I’m in the process or preparing a short CPD session for colleagues on the free, open-source sound- recording and editing program, Audacity. When pitching the idea, I suggested that we could each prepare a Desert Island Discs CD, featuring 1 minute each of eight tracks. In addition to learning such aspects of the program as fade-ins and fade-outs, it would encourage us to discuss music with one another – a thing which, somewhat ironically, rarely happens. The other irony is that, in seeking accommodation, I discovered that the room containing the most computers, loaded with Audacity is not in a Music department, but CDT.

To experiment with cross-fading, I’ve cut down my original Desert Island Disc extracts to a few seconds. This is the sort of mashup one could use to give an overall flavour of, say, a school concert. While I think you’ll agree that this selection desert-island-discs-mashup doesn’t represent the ideal dinner party mix, it probably doesn’t matter as, on a desert island, one tends to dine alone. “Just as well,” some of you may say upon hearing these extracts.


Music, memory & emotion

The second half of yesterday’s Material World came from The Cavern, where the BA Festival of Science – Brains, Drugs & Rock ‘n’ Roll was considering the fields of music, memory and emotion.

One thing to emerge was that important memories, associated with specific pieces of music, tend to be formed between the ages of 15 & 25. I’d come across this notion a few times and, for some reason, was reluctant to believe it – almost as though it belittled musical content of the remaining 23 years. However, when considering tracks for a Desert Island Discs project I recently proposed for an In Service* many were works I’d come across in that very period. Why not consider your own choices and see whether this is true of you?

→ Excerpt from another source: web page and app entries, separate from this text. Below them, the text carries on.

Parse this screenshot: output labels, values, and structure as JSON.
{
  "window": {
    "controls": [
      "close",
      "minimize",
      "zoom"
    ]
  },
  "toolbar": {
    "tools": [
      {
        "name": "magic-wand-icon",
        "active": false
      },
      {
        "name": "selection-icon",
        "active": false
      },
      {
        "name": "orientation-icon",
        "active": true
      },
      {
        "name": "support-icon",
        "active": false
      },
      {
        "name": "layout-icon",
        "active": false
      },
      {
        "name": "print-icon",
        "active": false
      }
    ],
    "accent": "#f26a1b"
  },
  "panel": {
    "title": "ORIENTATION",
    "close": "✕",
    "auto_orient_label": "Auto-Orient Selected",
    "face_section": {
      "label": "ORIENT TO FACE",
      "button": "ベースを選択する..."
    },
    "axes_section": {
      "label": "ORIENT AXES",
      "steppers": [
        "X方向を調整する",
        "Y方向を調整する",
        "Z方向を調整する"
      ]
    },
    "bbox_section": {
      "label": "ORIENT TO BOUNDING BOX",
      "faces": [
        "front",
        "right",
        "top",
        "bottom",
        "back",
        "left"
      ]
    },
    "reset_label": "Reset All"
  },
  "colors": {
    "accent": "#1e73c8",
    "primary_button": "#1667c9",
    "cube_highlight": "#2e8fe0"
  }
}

The programme mentioned the The Magical Memory Tour which invites people to contribute a memory associated with the Beatles.

You can listen again or download a podcast from the Material World site – until Thursday 18th.

* the idea here, rather than simply listening to music at tax payers expense is to encourage colleagues to experiment with sound editing software (such as Source Forges excellent and free program, Audacity) to produce 8 x 1 minute extracts, each intended to convey specific expressive ideas. I think it would be interesting to see one another discuss expressive content, emotion, composition, technique, cultural and personal context etc.